Here’s one oversized sentence explaining why I chose Amsterdam: I wanted to go somewhere with lots of young people who speak English (I was SO good at Spanish 203, so I know it’s a shock to most of you that I’m not bilingual), I’ve always thought Amsterdam was gorgeous (I came when I was 9, so I remember it very clearly), and it is a hub for established and budding fashion designers, therefor making Amsterdam a little slice of fashion heaven (it’s worth mentioning that Vogue entered the Netherlands in 2012).

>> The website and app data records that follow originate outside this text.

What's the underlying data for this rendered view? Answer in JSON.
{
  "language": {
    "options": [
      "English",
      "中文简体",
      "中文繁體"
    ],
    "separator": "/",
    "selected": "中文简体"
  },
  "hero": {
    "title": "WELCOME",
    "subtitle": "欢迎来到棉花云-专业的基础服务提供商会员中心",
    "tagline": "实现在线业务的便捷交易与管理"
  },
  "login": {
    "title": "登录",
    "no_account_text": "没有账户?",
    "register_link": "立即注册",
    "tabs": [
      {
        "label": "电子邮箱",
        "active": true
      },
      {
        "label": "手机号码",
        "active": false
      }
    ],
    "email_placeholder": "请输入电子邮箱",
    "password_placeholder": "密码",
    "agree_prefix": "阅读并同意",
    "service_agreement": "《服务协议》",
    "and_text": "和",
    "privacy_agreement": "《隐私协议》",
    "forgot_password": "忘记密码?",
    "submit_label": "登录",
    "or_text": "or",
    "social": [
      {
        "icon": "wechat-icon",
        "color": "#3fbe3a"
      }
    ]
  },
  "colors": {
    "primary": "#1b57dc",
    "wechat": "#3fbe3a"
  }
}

With all of this in mind, I emailed multiple fashion PR agencies in Amsterdam, found someone who would hire an American who couldn’t speak any Dutch, and booked a flight. I told my closest friends about my decision pretty immediately – they were all happy for me of course, but it was clear that the decision surprised them (and saddened some of them). I know I had discussed the possibility of going abroad with my friends before, but to be fair, I tell my friends a lot of things that are complete nonsense, and even I didn’t know if I was being serious about this.
I’ve been in Amsterdam for almost 2 weeks now and I still have frequent moments of doubt about this decision. Yesterday, I was lucky enough to become friends with three awesome girls living in my apartment complex, but before that, I didn’t know a single person here. Keep in mind that when students study abroad, they normally come in groups and immediately have friends to explore with. I don’t have this, and that has made the transition a weird one. On top of that, the time change from home is just big enough (6 hours) to make it nearly impossible to keep up with my friends the way I thought I would. When I’m at work, they’re sleeping. When I’m off work, they’re at work. When I go to bed, they get off work and are ready to talk. I can’t imagine doing something like this 10 years ago – social media is incredible!!! (Blog post on this to come – it’s my favorite thing to talk about besides myself. JK… kind of.)

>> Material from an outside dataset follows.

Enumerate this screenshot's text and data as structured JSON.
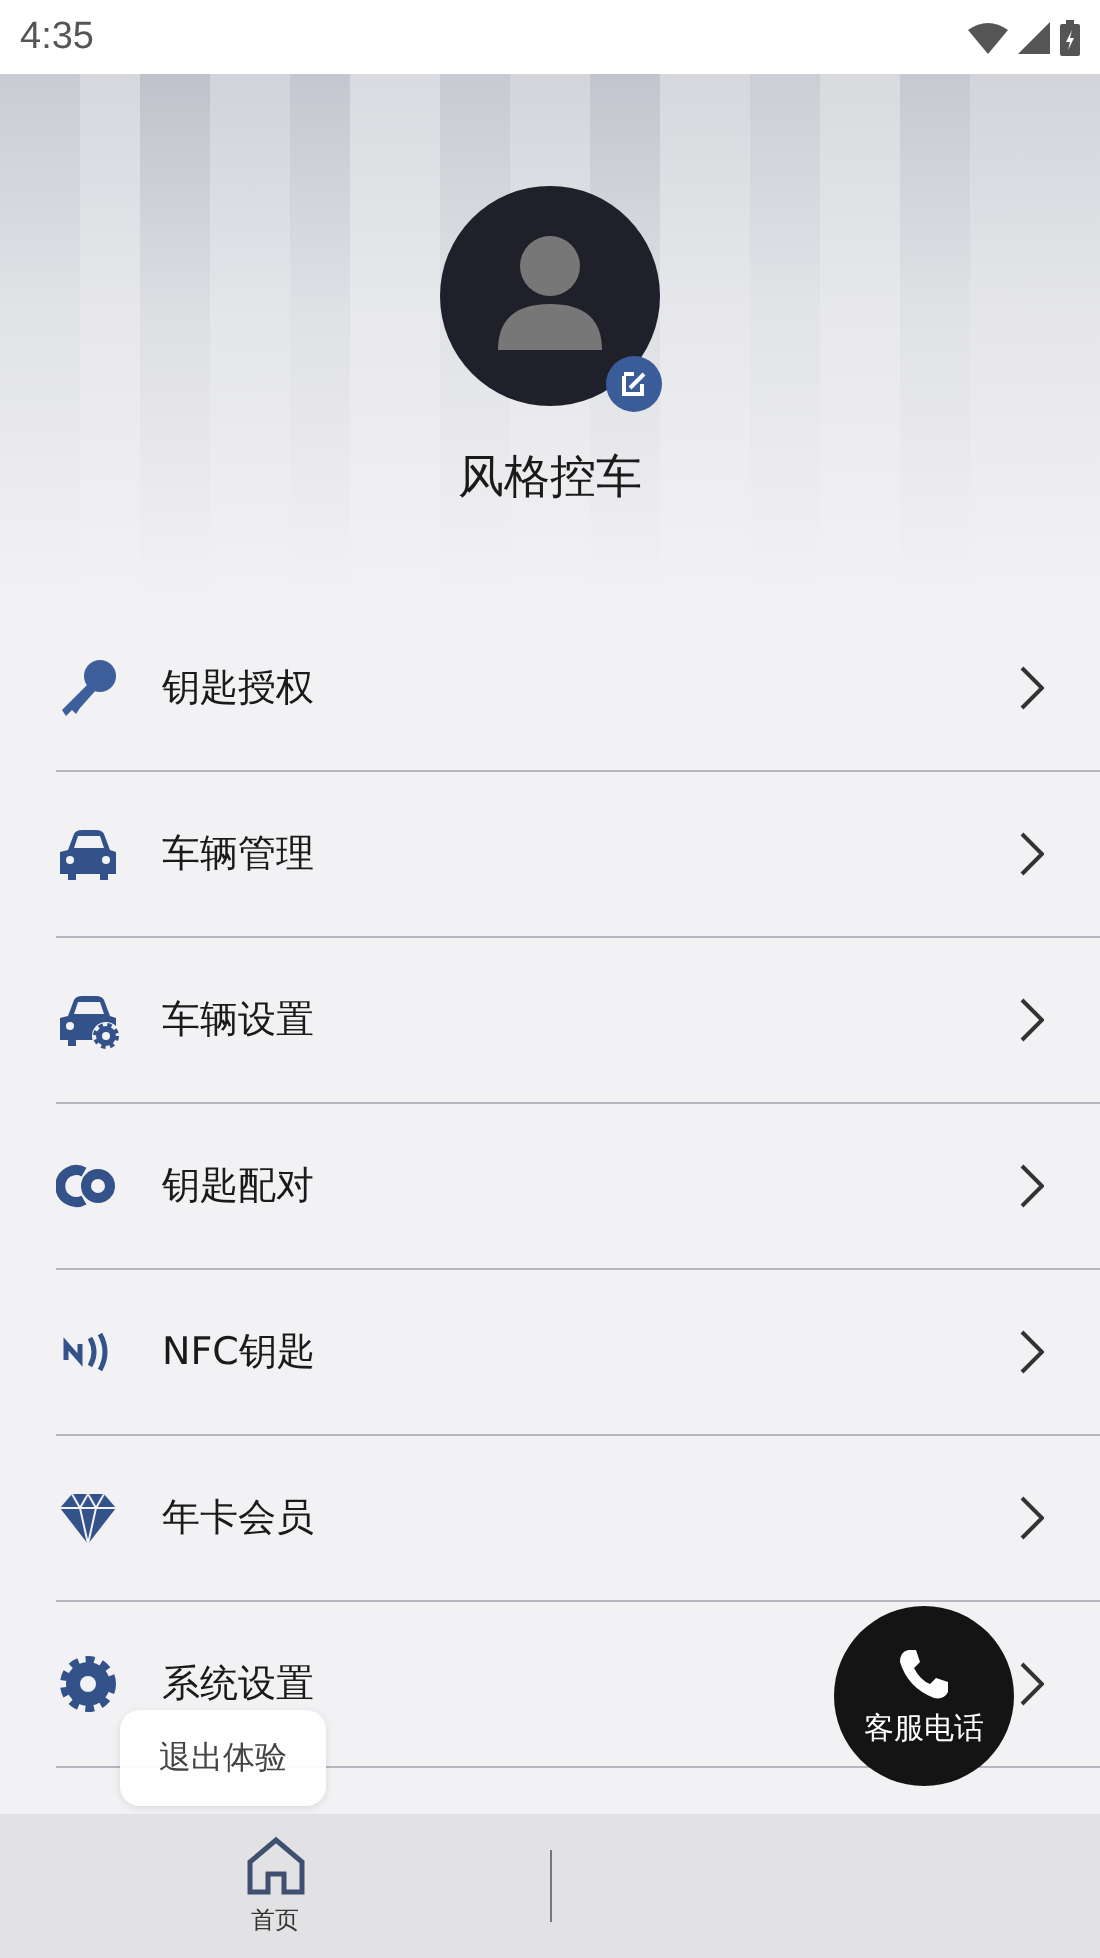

Luckily, I haven’t had a ton of time to feel lonely. I’ve been distracted by my full-time work schedule and the fact that I’m in Amsterdam. It’s the most beautiful place I’ve ever seen, and I’ve seen some very beautiful places. I discover something new every day – a restaurant, a shop, a bridge, a neighborhood (the Jordaan is my favorite right now, but I plan to acquaint myself with the oh-so-hip De Pijp next).
I’ll talk more about my work experiences and my first weekend in the city (it got weird) in my next post, but the main takeaway from this is that I’m here and I’m determined to make the most out of this experience. I know it seems cliché, but I’m not just learning new things about Amsterdam everyday. I’m learning new things about myself, and that’s exactly why I came.